You’ve got scams: Scammers exploit the fact that so many people are still fairly unfamiliar with cryptocurrency aside from its supposed “get rich quick” potential, according to Chainalysis. The various types of scams include fake token sales, blackmail scams, and fake services that promise to “mix” a user’s coins with those of others in order to make transactions harder to trace—only to run off with the money instead.
Predation by Ponzi: But according to the new report, Ponzi schemes are the elephant in the room. These scams, which entice unwitting people to invest in a phony enterprise and then dole out profits to earlier investors using the money that more recent investors have contributed, accounted for 92% of the stolen funds. Millions of people were defrauded.
The PlusToken fiasco: Chainalysis reports that a single Ponzi scheme based in China by itself brought in at least $2 billion last year, which would make it one of the biggest ever. PlusToken was a supposed cryptocurrency wallet service that promised users high returns if they used Bitcoin or Ethereum to buy the fake company’s own token, called Plus. An elaborate marketing campaign convinced more than three million people—the majority of whom were in China, Korea, and Japan—to invest by reaching them through the popular messaging platform WeChat, holding in-person meetups, and posting ads in supermarkets.
In June, Chinese authorities arrested six people alleged to have been behind the scam, but it appears that at least one still hasn’t been caught, since someone has continued to launder the funds and even cash some of them out.
Dirty laundry: Chainalysis says the PlusToken scammers have managed to cash out at least $185 million of stolen Bitcoin, but first they tried to cover their tracks by making 24,000 transfers and using 71,000 different Bitcoin addresses. Many of those transactions were executed via a special kind of wallet that uses a Bitcoin-compatible privacy technology called CoinJoin to combine the user’s transactions with others in a way that makes it difficult to tell who sent which payment to which recipient. Much of this money eventually found its way to so-called over-the-counter (OTC) brokers, independent entities that facilitate trades between individuals who don’t want to interact with a regulated exchange.
The PlusToken scammers weren’t the only criminals who took this route. Chainalysis concludes that the activity of a small subset of “rogue” OTC brokers providing crypto-money-laundering services “skyrocketed” in 2019. The authors warn: “Regulators need to be aware of how these scams function and how players like OTC brokers fit in so that they can craft more effective consumer protection laws.” In the meantime, keep your guard up.

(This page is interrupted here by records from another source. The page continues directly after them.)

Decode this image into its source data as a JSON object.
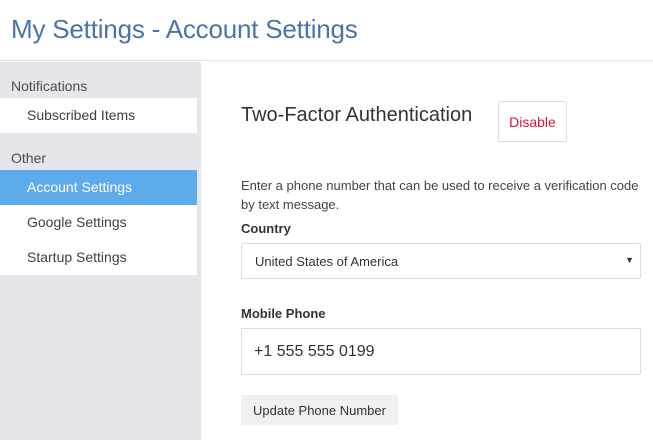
{
  "header": {
    "title": "My Settings - Account Settings"
  },
  "sidebar": {
    "groups": [
      {
        "label": "Notifications",
        "items": [
          {
            "label": "Subscribed Items",
            "active": false
          }
        ]
      },
      {
        "label": "Other",
        "items": [
          {
            "label": "Account Settings",
            "active": true
          },
          {
            "label": "Google Settings",
            "active": false
          },
          {
            "label": "Startup Settings",
            "active": false
          }
        ]
      }
    ]
  },
  "main": {
    "section_title": "Two-Factor Authentication",
    "disable_button": "Disable",
    "help_text": "Enter a phone number that can be used to receive a verification code by text message.",
    "country_label": "Country",
    "country_value": "United States of America",
    "mobile_label": "Mobile Phone",
    "mobile_value": "+1 555 555 0199",
    "update_button": "Update Phone Number"
  },
  "colors": {
    "title": "#4a74a8",
    "sidebar_bg": "#e4e6e9",
    "active_item_bg": "#5eabeb",
    "disable_text": "#d6173a"
  }
}
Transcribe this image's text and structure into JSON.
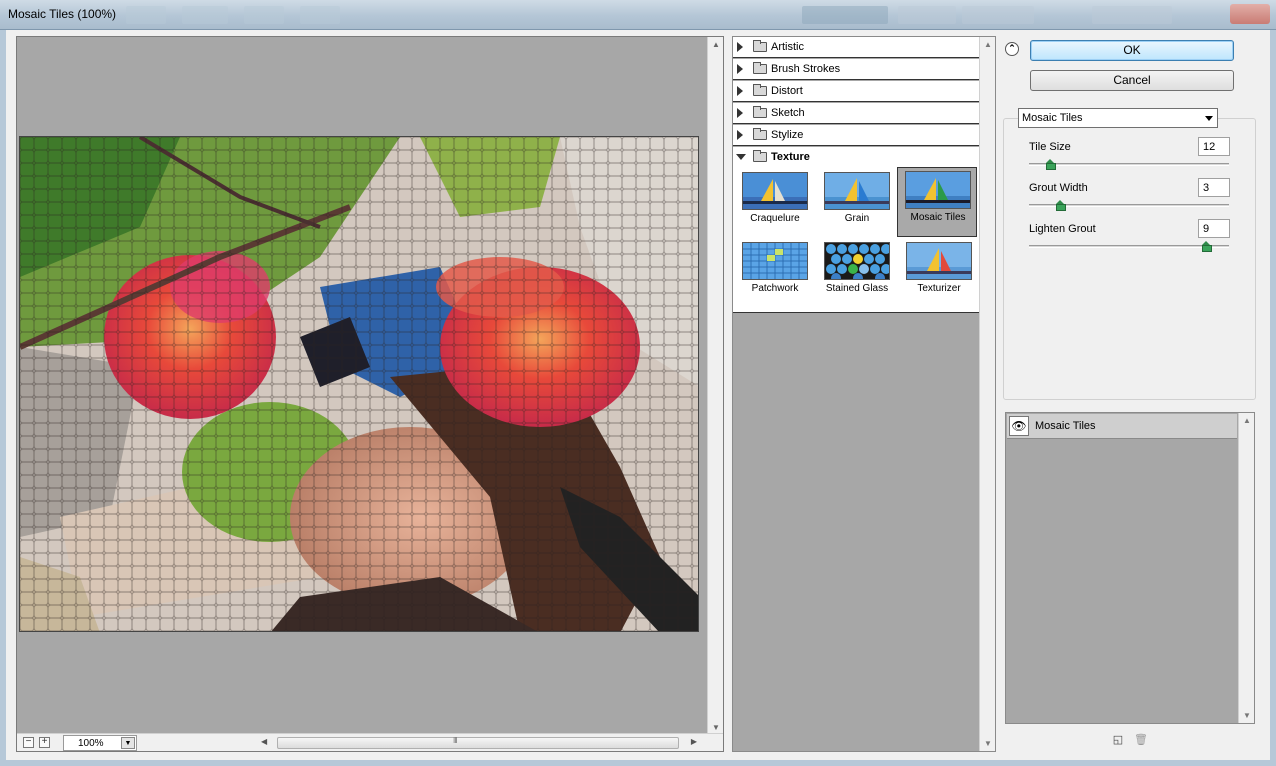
{
  "window": {
    "title": "Mosaic Tiles (100%)"
  },
  "preview": {
    "zoom_out_label": "−",
    "zoom_in_label": "+",
    "zoom_value": "100%",
    "scroll_grip": "III"
  },
  "gallery": {
    "categories": [
      {
        "label": "Artistic",
        "expanded": false
      },
      {
        "label": "Brush Strokes",
        "expanded": false
      },
      {
        "label": "Distort",
        "expanded": false
      },
      {
        "label": "Sketch",
        "expanded": false
      },
      {
        "label": "Stylize",
        "expanded": false
      },
      {
        "label": "Texture",
        "expanded": true
      }
    ],
    "texture_filters": [
      {
        "label": "Craquelure",
        "selected": false
      },
      {
        "label": "Grain",
        "selected": false
      },
      {
        "label": "Mosaic Tiles",
        "selected": true
      },
      {
        "label": "Patchwork",
        "selected": false
      },
      {
        "label": "Stained Glass",
        "selected": false
      },
      {
        "label": "Texturizer",
        "selected": false
      }
    ]
  },
  "buttons": {
    "ok": "OK",
    "cancel": "Cancel"
  },
  "filter_select": {
    "value": "Mosaic Tiles"
  },
  "params": [
    {
      "label": "Tile Size",
      "value": "12",
      "slider_fraction": 0.09
    },
    {
      "label": "Grout Width",
      "value": "3",
      "slider_fraction": 0.14
    },
    {
      "label": "Lighten Grout",
      "value": "9",
      "slider_fraction": 0.9
    }
  ],
  "layers": {
    "items": [
      {
        "label": "Mosaic Tiles"
      }
    ]
  },
  "colors": {
    "ok_accent": "#3c7fb1",
    "slider_knob": "#3aa35a",
    "canvas_gray": "#a7a7a7"
  }
}
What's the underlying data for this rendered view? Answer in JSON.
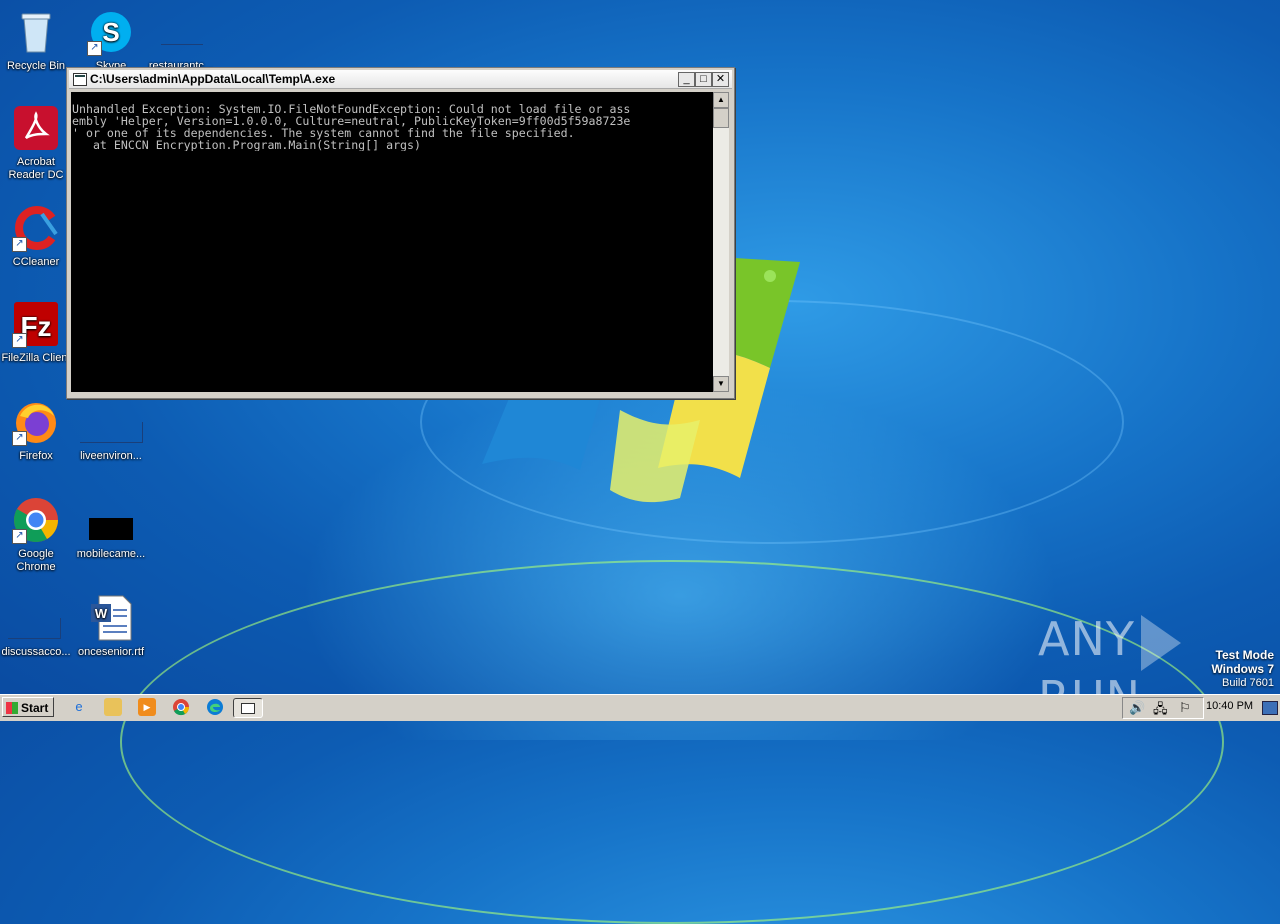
{
  "desktop": {
    "icons": [
      {
        "label": "Recycle Bin",
        "icon": "recycle-bin-icon"
      },
      {
        "label": "Skype",
        "icon": "skype-icon"
      },
      {
        "label": "restaurantc...",
        "icon": "blank-file-icon"
      },
      {
        "label": "Acrobat Reader DC",
        "label_line1": "Acrobat",
        "label_line2": "Reader DC",
        "icon": "acrobat-icon"
      },
      {
        "label": "CCleaner",
        "icon": "ccleaner-icon"
      },
      {
        "label": "FileZilla Client",
        "icon": "filezilla-icon"
      },
      {
        "label": "Firefox",
        "icon": "firefox-icon"
      },
      {
        "label": "liveenviron...",
        "icon": "blank-file-icon"
      },
      {
        "label": "Google Chrome",
        "label_line1": "Google",
        "label_line2": "Chrome",
        "icon": "chrome-icon"
      },
      {
        "label": "mobilecame...",
        "icon": "image-file-icon"
      },
      {
        "label": "discussacco...",
        "icon": "blank-file-icon"
      },
      {
        "label": "oncesenior.rtf",
        "icon": "word-document-icon"
      }
    ]
  },
  "console": {
    "title": "C:\\Users\\admin\\AppData\\Local\\Temp\\A.exe",
    "minimize": "_",
    "maximize": "□",
    "close": "✕",
    "output": "Unhandled Exception: System.IO.FileNotFoundException: Could not load file or ass\nembly 'Helper, Version=1.0.0.0, Culture=neutral, PublicKeyToken=9ff00d5f59a8723e\n' or one of its dependencies. The system cannot find the file specified.\n   at ENCCN_Encryption.Program.Main(String[] args)",
    "scroll_up": "▲",
    "scroll_down": "▼"
  },
  "watermark": {
    "left": "ANY",
    "right": "RUN"
  },
  "test_mode": {
    "line1": "Test Mode",
    "line2": "Windows 7",
    "line3": "Build 7601"
  },
  "taskbar": {
    "start_label": "Start",
    "quick_launch": [
      "ie-icon",
      "explorer-icon",
      "media-player-icon",
      "chrome-icon",
      "edge-icon",
      "console-window-icon"
    ],
    "clock": "10:40 PM"
  }
}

I have wondered at times what the Ten Commandments would have looked like if Moses had run them through the US Congress.